==== GIVEN DATA

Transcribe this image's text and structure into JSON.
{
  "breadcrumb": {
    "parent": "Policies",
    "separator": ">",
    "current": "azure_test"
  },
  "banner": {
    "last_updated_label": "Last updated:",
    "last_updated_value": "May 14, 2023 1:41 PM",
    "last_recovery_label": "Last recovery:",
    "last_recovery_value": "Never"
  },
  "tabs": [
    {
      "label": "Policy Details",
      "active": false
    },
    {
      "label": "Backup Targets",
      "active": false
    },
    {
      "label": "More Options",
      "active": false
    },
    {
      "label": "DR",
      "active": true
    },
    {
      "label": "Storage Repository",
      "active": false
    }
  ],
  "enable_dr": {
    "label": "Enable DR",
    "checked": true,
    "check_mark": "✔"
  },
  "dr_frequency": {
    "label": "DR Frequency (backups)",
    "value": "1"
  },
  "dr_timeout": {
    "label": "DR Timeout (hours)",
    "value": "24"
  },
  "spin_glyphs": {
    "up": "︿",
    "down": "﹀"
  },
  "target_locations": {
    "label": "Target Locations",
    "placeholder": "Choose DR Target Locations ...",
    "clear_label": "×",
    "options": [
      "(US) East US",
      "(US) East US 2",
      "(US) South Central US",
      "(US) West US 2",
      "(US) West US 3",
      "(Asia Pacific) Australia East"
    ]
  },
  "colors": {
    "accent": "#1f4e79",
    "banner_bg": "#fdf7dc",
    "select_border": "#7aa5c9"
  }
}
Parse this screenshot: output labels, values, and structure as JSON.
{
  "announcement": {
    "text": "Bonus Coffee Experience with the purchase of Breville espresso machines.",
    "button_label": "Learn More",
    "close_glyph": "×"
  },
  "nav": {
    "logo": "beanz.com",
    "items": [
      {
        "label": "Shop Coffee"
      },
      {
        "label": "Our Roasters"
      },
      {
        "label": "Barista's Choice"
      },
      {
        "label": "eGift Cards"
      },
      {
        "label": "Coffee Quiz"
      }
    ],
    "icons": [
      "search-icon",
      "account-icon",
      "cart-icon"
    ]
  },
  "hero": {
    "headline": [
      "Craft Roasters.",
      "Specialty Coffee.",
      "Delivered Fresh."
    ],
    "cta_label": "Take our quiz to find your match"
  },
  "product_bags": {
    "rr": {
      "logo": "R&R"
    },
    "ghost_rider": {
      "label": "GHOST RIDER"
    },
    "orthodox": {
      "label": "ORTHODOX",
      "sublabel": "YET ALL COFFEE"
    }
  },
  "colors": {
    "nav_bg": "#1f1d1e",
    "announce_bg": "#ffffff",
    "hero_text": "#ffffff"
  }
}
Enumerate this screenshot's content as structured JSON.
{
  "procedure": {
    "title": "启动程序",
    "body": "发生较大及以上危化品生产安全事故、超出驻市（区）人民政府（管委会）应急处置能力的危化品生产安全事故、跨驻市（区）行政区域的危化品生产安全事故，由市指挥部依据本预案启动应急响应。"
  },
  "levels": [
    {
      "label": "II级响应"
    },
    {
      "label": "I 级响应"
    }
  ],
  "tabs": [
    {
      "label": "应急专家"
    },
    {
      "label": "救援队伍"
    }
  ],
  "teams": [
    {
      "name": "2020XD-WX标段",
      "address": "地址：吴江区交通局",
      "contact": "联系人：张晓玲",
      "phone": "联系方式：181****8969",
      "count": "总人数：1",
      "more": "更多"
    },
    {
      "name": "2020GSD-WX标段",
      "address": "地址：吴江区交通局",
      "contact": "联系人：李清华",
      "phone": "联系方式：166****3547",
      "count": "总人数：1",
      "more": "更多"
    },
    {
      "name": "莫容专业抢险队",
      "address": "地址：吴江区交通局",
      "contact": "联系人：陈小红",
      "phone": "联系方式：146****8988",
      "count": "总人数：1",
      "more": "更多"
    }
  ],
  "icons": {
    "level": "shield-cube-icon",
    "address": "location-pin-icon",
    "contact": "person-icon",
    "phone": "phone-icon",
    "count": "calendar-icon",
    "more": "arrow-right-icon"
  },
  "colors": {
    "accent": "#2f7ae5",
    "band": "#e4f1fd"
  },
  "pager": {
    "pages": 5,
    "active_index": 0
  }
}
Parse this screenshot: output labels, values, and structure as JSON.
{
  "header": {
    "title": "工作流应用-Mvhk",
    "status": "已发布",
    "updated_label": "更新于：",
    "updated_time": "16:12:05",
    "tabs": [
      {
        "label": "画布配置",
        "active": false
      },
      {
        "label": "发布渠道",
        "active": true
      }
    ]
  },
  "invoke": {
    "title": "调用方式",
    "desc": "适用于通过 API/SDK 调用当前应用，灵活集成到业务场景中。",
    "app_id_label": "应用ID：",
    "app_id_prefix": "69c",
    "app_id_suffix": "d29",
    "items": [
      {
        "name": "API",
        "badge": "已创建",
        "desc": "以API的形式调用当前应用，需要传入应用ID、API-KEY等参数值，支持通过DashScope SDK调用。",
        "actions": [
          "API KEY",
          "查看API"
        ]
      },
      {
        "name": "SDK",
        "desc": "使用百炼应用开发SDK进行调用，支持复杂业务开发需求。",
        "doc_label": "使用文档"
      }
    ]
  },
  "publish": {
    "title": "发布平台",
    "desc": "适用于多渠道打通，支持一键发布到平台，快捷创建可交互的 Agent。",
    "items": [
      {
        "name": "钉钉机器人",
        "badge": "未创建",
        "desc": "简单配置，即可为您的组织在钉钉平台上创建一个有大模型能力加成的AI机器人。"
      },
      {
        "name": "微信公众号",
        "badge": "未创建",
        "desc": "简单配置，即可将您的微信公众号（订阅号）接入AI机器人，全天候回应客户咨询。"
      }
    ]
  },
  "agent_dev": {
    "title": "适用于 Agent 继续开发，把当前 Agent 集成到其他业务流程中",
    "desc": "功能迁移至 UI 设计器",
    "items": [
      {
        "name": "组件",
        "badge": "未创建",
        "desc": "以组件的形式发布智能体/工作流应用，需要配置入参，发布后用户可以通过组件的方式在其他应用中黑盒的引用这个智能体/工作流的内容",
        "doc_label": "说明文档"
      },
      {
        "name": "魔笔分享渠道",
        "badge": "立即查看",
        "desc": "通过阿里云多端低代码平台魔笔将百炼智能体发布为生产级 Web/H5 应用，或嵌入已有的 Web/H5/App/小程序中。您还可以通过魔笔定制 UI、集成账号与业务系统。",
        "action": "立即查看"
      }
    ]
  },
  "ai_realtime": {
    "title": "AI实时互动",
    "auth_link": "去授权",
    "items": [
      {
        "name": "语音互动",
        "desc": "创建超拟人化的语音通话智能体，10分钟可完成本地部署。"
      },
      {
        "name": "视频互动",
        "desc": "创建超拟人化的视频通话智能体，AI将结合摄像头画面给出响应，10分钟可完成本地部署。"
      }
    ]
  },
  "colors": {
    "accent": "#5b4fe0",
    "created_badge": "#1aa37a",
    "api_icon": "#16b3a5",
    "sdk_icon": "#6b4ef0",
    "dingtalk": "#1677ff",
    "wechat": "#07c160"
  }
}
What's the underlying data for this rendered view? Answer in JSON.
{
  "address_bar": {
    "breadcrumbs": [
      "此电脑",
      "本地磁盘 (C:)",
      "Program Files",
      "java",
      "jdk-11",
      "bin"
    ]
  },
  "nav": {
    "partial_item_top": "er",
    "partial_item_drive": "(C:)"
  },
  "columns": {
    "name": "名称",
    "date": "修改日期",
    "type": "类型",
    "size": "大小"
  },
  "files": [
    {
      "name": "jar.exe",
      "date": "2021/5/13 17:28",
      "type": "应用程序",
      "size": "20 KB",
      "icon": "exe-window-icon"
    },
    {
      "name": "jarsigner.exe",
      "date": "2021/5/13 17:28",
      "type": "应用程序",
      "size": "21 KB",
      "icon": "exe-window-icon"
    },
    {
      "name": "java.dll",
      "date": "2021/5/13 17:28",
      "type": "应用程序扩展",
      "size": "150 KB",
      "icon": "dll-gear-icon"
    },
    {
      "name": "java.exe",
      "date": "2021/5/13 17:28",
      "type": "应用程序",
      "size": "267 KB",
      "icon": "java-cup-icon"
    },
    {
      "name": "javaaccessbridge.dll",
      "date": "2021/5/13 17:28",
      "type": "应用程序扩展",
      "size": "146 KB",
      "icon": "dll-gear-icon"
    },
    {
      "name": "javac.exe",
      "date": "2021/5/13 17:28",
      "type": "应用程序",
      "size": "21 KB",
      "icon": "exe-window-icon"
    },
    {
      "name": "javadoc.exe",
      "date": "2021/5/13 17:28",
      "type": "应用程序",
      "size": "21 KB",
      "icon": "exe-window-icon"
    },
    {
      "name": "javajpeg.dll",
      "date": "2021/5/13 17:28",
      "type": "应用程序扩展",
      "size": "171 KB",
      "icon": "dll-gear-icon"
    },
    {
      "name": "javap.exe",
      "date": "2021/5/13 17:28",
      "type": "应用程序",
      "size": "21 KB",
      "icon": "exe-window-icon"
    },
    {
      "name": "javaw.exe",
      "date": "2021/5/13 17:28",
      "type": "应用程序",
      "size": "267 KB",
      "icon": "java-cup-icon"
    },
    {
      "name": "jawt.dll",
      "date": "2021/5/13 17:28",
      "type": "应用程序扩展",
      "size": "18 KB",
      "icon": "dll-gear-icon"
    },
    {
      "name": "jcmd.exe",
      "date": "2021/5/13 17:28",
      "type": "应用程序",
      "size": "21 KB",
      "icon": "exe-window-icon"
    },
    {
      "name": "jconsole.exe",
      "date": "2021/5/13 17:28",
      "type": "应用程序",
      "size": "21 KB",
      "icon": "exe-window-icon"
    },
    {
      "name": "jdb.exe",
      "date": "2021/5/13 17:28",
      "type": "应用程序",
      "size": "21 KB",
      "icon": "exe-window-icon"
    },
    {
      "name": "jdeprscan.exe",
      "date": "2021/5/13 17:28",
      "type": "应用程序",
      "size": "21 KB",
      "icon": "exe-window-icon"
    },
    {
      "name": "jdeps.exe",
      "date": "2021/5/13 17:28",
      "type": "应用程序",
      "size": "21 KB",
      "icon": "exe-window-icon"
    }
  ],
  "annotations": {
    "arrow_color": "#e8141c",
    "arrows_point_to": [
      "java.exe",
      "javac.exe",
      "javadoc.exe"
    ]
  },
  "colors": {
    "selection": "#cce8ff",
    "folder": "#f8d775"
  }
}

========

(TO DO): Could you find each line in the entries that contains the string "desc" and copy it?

(WORKED SOLUTION):
    "desc": "适用于通过 API/SDK 调用当前应用，灵活集成到业务场景中。",
        "desc": "以API的形式调用当前应用，需要传入应用ID、API-KEY等参数值，支持通过DashScope SDK调用。",
        "desc": "使用百炼应用开发SDK进行调用，支持复杂业务开发需求。",
    "desc": "适用于多渠道打通，支持一键发布到平台，快捷创建可交互的 Agent。",
        "desc": "简单配置，即可为您的组织在钉钉平台上创建一个有大模型能力加成的AI机器人。"
        "desc": "简单配置，即可将您的微信公众号（订阅号）接入AI机器人，全天候回应客户咨询。"
    "desc": "功能迁移至 UI 设计器",
        "desc": "以组件的形式发布智能体/工作流应用，需要配置入参，发布后用户可以通过组件的方式在其他应用中黑盒的引用这个智能体/工作流的内容",
        "desc": "通过阿里云多端低代码平台魔笔将百炼智能体发布为生产级 Web/H5 应用，或嵌入已有的 Web/H5/App/小程序中。您还可以通过魔笔定制 UI、集成账号与业务系统。",
        "desc": "创建超拟人化的语音通话智能体，10分钟可完成本地部署。"
        "desc": "创建超拟人化的视频通话智能体，AI将结合摄像头画面给出响应，10分钟可完成本地部署。"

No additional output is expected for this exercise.